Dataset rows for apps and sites
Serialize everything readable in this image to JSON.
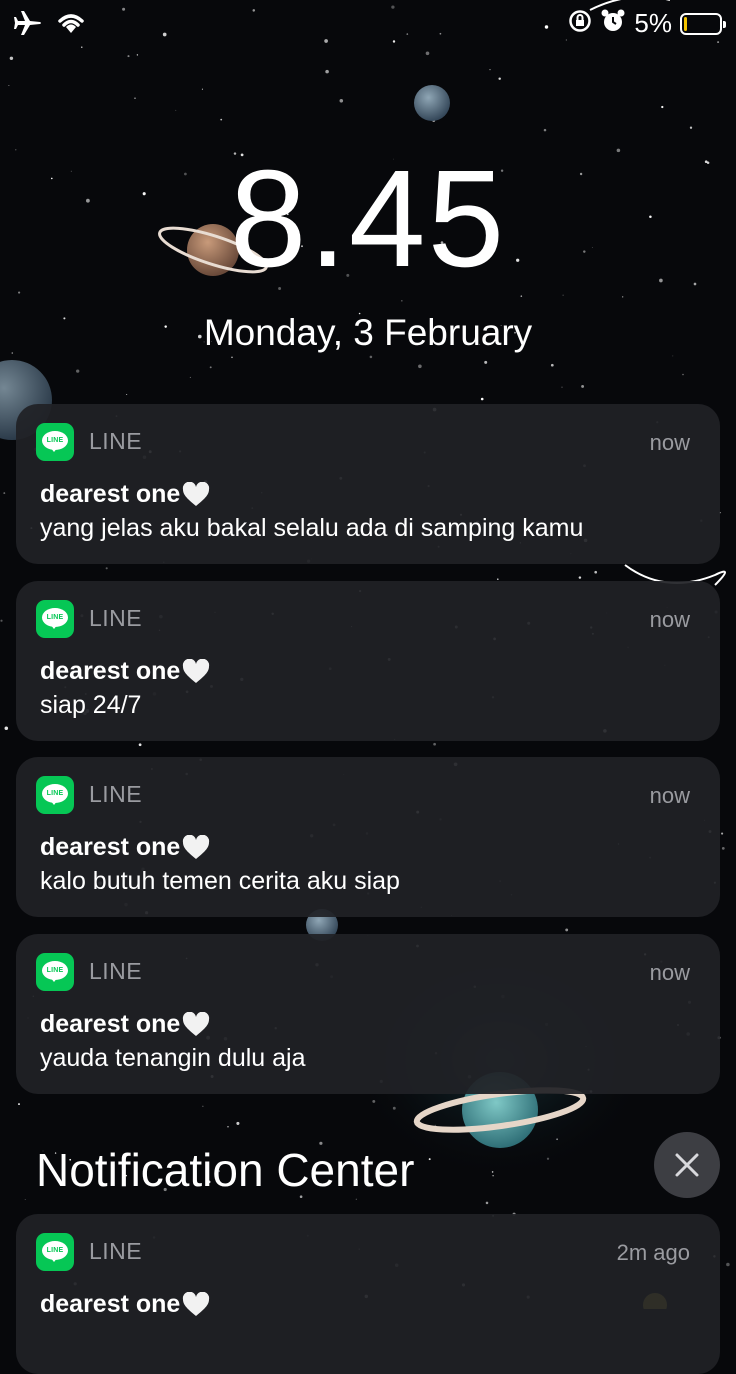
{
  "status_bar": {
    "battery_percent": "5%",
    "battery_level": 0.05,
    "icons": [
      "airplane-icon",
      "wifi-icon",
      "orientation-lock-icon",
      "alarm-icon",
      "battery-icon"
    ]
  },
  "lock_screen": {
    "time": "8.45",
    "date": "Monday, 3 February"
  },
  "notifications": [
    {
      "app": "LINE",
      "time": "now",
      "title": "dearest one",
      "message": "yang jelas aku bakal selalu ada di samping kamu"
    },
    {
      "app": "LINE",
      "time": "now",
      "title": "dearest one",
      "message": "siap 24/7"
    },
    {
      "app": "LINE",
      "time": "now",
      "title": "dearest one",
      "message": "kalo butuh temen cerita aku siap"
    },
    {
      "app": "LINE",
      "time": "now",
      "title": "dearest one",
      "message": "yauda tenangin dulu aja"
    }
  ],
  "notification_center": {
    "title": "Notification Center",
    "items": [
      {
        "app": "LINE",
        "time": "2m ago",
        "title": "dearest one"
      }
    ]
  },
  "app_icon_text": "LINE",
  "colors": {
    "line_green": "#06c755",
    "card_bg": "#202126",
    "secondary_text": "#9a9ba0"
  }
}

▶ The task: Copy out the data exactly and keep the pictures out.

▶ Response area:
Serialize everything readable in this image to JSON.
{
  "status_bar": {
    "battery_percent": "5%",
    "battery_level": 0.05,
    "icons": [
      "airplane-icon",
      "wifi-icon",
      "orientation-lock-icon",
      "alarm-icon",
      "battery-icon"
    ]
  },
  "lock_screen": {
    "time": "8.45",
    "date": "Monday, 3 February"
  },
  "notifications": [
    {
      "app": "LINE",
      "time": "now",
      "title": "dearest one",
      "message": "yang jelas aku bakal selalu ada di samping kamu"
    },
    {
      "app": "LINE",
      "time": "now",
      "title": "dearest one",
      "message": "siap 24/7"
    },
    {
      "app": "LINE",
      "time": "now",
      "title": "dearest one",
      "message": "kalo butuh temen cerita aku siap"
    },
    {
      "app": "LINE",
      "time": "now",
      "title": "dearest one",
      "message": "yauda tenangin dulu aja"
    }
  ],
  "notification_center": {
    "title": "Notification Center",
    "items": [
      {
        "app": "LINE",
        "time": "2m ago",
        "title": "dearest one"
      }
    ]
  },
  "app_icon_text": "LINE",
  "colors": {
    "line_green": "#06c755",
    "card_bg": "#202126",
    "secondary_text": "#9a9ba0"
  }
}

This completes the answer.